I’ve heard that in the making of the first nuclear bombs that the scientists created a large metal container in witch they had wanted to detonate one of their creations, but didn’t. Did this bomb container really exist and if it did what would have happened if they did use it for what it was made for?
I’ve never heard of the so-called bomb container, but if there was one, unless it was enourmously big, it would have been blown to bits with the rest of everything. Contrary to much popular belief, the physicists were quite aware of how much energy was going to be released, so the idea of them trying to contain it sounds a bit fishy to me.
I think you are refering to the Trinity test. This was the first atomic weapon test and took place on 12 July 1945. It used a sphere of plutonium surrounded by conventional high explosives. The high explosives were coordinated to explode so that the plutonium would uniformally contract. The hope was that when the plutonium reached a critical density the fission of atoms would become self sustaining and a nuclear chain reaction would occur.

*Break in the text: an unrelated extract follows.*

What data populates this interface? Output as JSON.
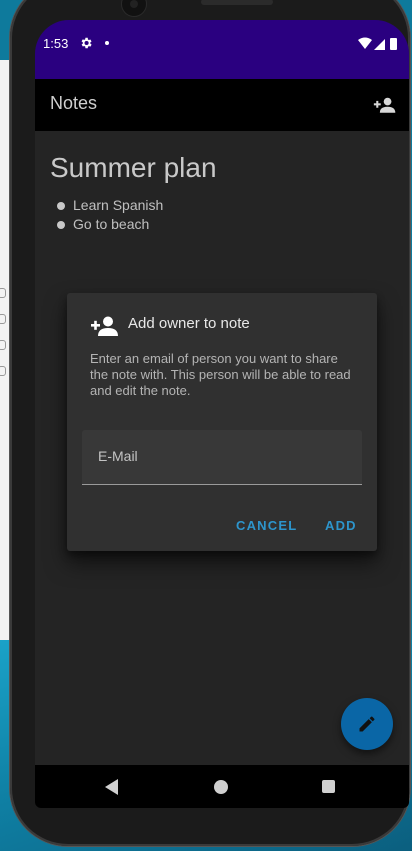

The problem was that the plutonium had only recently been discovered and its fission behavior was not completely understood. The Manhattan Project director Robert Oppenheimer was concerned that the chain reaction would occur too early and that the yield would be significantly lower than expected. If this occurred he wanted to be able to capture the expensive and rare plutonium so it could be used again.

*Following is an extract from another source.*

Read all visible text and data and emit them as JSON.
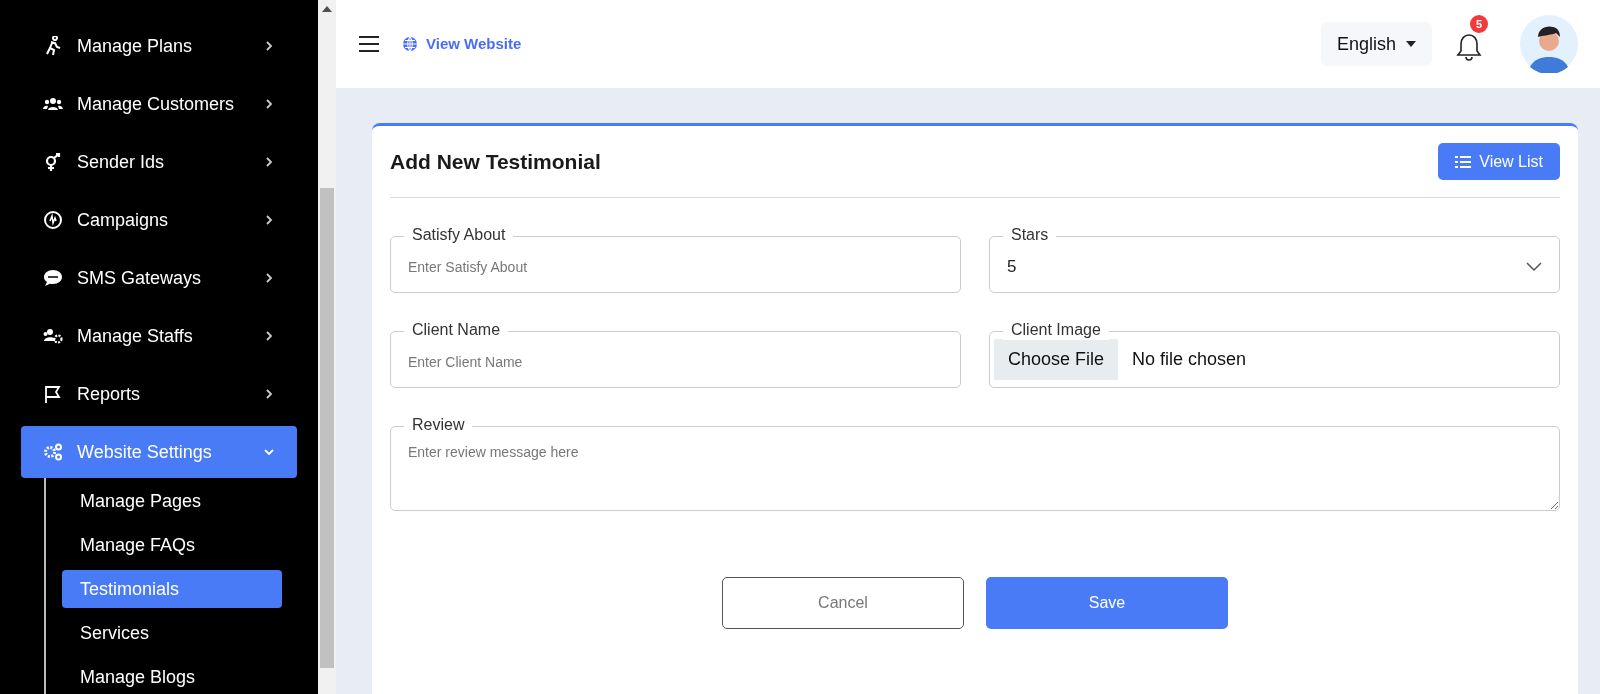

Oppenheimer ordered the construction of a 45 ton (from memory here, but I believe the figure is accurate) steel shell to surround the first A-bomb to trap the plutonium in the event of a fissle. After it was completed Oppenheimer realized that if the test was successful that shell would produce 45 tons of nuclear fallout. The shell was dismantled and the test proceeded without it.
As it happens, it was the right decision. The test was a success.
Boy, my response was full of errors, but I think I have it straightened out. First of all, the Trinity test was on 16 July 1945 not the 12th. Second, Oppenheimer and others were worried about the bomb “fizzling” not “fissling.” Third, the construction of the shell was ordered by General Leslie Groves and the thing weighed 214 tons. Here’s a site that describes the shell, nicknamed Jumbo.
There it says that improved calculations and an steadily increasing supply of plutonium convinced them not to use the thing. I fairly sure that the chance of producing massive amounts of radioactive fallout was also important in the decision them to not use Jumbo.